[Data about app and page elements]
⟨

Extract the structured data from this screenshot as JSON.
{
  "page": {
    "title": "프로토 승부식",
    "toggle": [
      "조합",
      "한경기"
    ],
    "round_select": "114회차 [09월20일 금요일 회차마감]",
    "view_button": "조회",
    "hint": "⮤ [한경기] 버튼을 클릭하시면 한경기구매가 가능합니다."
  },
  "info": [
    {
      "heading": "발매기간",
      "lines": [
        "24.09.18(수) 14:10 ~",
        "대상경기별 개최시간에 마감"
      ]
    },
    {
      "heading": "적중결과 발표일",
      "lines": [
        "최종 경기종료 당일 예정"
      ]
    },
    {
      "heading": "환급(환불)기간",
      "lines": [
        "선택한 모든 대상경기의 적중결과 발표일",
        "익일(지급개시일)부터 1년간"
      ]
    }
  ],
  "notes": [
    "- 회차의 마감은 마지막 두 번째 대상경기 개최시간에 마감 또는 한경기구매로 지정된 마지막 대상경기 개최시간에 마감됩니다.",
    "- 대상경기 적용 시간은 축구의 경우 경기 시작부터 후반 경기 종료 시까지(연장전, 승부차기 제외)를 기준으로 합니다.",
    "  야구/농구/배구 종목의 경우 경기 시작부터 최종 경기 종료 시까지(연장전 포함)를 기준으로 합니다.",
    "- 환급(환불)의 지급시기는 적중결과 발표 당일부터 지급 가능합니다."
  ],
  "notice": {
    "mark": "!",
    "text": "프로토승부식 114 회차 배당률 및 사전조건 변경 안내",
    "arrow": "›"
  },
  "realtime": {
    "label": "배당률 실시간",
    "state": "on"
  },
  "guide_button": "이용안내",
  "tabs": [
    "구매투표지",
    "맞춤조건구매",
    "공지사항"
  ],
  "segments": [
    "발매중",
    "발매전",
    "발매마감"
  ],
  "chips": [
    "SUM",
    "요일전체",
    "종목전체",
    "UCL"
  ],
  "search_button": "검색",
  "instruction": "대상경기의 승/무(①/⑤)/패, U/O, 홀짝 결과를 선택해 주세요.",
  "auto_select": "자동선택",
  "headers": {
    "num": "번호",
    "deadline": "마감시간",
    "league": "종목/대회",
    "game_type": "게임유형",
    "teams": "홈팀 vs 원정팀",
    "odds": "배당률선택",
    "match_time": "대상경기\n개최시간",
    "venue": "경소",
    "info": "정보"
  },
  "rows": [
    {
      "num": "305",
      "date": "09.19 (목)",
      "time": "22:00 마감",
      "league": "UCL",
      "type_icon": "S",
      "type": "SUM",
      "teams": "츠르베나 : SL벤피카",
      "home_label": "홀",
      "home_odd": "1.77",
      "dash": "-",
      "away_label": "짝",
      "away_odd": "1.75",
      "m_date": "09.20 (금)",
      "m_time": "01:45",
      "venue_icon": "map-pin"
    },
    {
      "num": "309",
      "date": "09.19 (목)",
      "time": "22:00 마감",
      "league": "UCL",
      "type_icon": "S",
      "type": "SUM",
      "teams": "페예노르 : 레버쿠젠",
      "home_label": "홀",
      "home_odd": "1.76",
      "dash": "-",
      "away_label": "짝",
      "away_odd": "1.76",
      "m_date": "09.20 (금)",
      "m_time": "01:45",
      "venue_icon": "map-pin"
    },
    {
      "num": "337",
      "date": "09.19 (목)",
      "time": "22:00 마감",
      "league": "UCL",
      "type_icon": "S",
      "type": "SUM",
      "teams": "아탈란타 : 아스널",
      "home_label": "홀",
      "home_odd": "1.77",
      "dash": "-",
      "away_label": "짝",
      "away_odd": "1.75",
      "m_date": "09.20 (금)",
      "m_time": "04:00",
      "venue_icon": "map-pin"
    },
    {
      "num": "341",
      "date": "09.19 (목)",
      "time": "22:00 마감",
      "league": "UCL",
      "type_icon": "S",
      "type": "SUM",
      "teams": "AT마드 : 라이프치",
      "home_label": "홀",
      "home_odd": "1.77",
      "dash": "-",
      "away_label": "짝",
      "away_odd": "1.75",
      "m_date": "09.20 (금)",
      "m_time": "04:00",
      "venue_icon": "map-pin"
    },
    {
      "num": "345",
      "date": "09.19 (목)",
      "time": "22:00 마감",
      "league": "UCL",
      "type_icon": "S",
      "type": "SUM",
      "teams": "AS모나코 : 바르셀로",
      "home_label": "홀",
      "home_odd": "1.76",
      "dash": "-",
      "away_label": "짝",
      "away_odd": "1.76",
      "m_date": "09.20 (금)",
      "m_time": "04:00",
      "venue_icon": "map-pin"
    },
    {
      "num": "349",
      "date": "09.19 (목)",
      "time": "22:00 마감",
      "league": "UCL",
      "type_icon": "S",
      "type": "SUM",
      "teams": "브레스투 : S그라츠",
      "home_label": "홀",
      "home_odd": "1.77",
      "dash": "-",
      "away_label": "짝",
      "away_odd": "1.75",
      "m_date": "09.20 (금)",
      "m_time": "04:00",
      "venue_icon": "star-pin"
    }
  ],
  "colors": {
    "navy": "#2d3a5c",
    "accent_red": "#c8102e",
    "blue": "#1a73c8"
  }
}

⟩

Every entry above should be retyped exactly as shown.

SOLUTION:
Extract the structured data from this screenshot as JSON.
{
  "page": {
    "title": "프로토 승부식",
    "toggle": [
      "조합",
      "한경기"
    ],
    "round_select": "114회차 [09월20일 금요일 회차마감]",
    "view_button": "조회",
    "hint": "⮤ [한경기] 버튼을 클릭하시면 한경기구매가 가능합니다."
  },
  "info": [
    {
      "heading": "발매기간",
      "lines": [
        "24.09.18(수) 14:10 ~",
        "대상경기별 개최시간에 마감"
      ]
    },
    {
      "heading": "적중결과 발표일",
      "lines": [
        "최종 경기종료 당일 예정"
      ]
    },
    {
      "heading": "환급(환불)기간",
      "lines": [
        "선택한 모든 대상경기의 적중결과 발표일",
        "익일(지급개시일)부터 1년간"
      ]
    }
  ],
  "notes": [
    "- 회차의 마감은 마지막 두 번째 대상경기 개최시간에 마감 또는 한경기구매로 지정된 마지막 대상경기 개최시간에 마감됩니다.",
    "- 대상경기 적용 시간은 축구의 경우 경기 시작부터 후반 경기 종료 시까지(연장전, 승부차기 제외)를 기준으로 합니다.",
    "  야구/농구/배구 종목의 경우 경기 시작부터 최종 경기 종료 시까지(연장전 포함)를 기준으로 합니다.",
    "- 환급(환불)의 지급시기는 적중결과 발표 당일부터 지급 가능합니다."
  ],
  "notice": {
    "mark": "!",
    "text": "프로토승부식 114 회차 배당률 및 사전조건 변경 안내",
    "arrow": "›"
  },
  "realtime": {
    "label": "배당률 실시간",
    "state": "on"
  },
  "guide_button": "이용안내",
  "tabs": [
    "구매투표지",
    "맞춤조건구매",
    "공지사항"
  ],
  "segments": [
    "발매중",
    "발매전",
    "발매마감"
  ],
  "chips": [
    "SUM",
    "요일전체",
    "종목전체",
    "UCL"
  ],
  "search_button": "검색",
  "instruction": "대상경기의 승/무(①/⑤)/패, U/O, 홀짝 결과를 선택해 주세요.",
  "auto_select": "자동선택",
  "headers": {
    "num": "번호",
    "deadline": "마감시간",
    "league": "종목/대회",
    "game_type": "게임유형",
    "teams": "홈팀 vs 원정팀",
    "odds": "배당률선택",
    "match_time": "대상경기\n개최시간",
    "venue": "경소",
    "info": "정보"
  },
  "rows": [
    {
      "num": "305",
      "date": "09.19 (목)",
      "time": "22:00 마감",
      "league": "UCL",
      "type_icon": "S",
      "type": "SUM",
      "teams": "츠르베나 : SL벤피카",
      "home_label": "홀",
      "home_odd": "1.77",
      "dash": "-",
      "away_label": "짝",
      "away_odd": "1.75",
      "m_date": "09.20 (금)",
      "m_time": "01:45",
      "venue_icon": "map-pin"
    },
    {
      "num": "309",
      "date": "09.19 (목)",
      "time": "22:00 마감",
      "league": "UCL",
      "type_icon": "S",
      "type": "SUM",
      "teams": "페예노르 : 레버쿠젠",
      "home_label": "홀",
      "home_odd": "1.76",
      "dash": "-",
      "away_label": "짝",
      "away_odd": "1.76",
      "m_date": "09.20 (금)",
      "m_time": "01:45",
      "venue_icon": "map-pin"
    },
    {
      "num": "337",
      "date": "09.19 (목)",
      "time": "22:00 마감",
      "league": "UCL",
      "type_icon": "S",
      "type": "SUM",
      "teams": "아탈란타 : 아스널",
      "home_label": "홀",
      "home_odd": "1.77",
      "dash": "-",
      "away_label": "짝",
      "away_odd": "1.75",
      "m_date": "09.20 (금)",
      "m_time": "04:00",
      "venue_icon": "map-pin"
    },
    {
      "num": "341",
      "date": "09.19 (목)",
      "time": "22:00 마감",
      "league": "UCL",
      "type_icon": "S",
      "type": "SUM",
      "teams": "AT마드 : 라이프치",
      "home_label": "홀",
      "home_odd": "1.77",
      "dash": "-",
      "away_label": "짝",
      "away_odd": "1.75",
      "m_date": "09.20 (금)",
      "m_time": "04:00",
      "venue_icon": "map-pin"
    },
    {
      "num": "345",
      "date": "09.19 (목)",
      "time": "22:00 마감",
      "league": "UCL",
      "type_icon": "S",
      "type": "SUM",
      "teams": "AS모나코 : 바르셀로",
      "home_label": "홀",
      "home_odd": "1.76",
      "dash": "-",
      "away_label": "짝",
      "away_odd": "1.76",
      "m_date": "09.20 (금)",
      "m_time": "04:00",
      "venue_icon": "map-pin"
    },
    {
      "num": "349",
      "date": "09.19 (목)",
      "time": "22:00 마감",
      "league": "UCL",
      "type_icon": "S",
      "type": "SUM",
      "teams": "브레스투 : S그라츠",
      "home_label": "홀",
      "home_odd": "1.77",
      "dash": "-",
      "away_label": "짝",
      "away_odd": "1.75",
      "m_date": "09.20 (금)",
      "m_time": "04:00",
      "venue_icon": "star-pin"
    }
  ],
  "colors": {
    "navy": "#2d3a5c",
    "accent_red": "#c8102e",
    "blue": "#1a73c8"
  }
}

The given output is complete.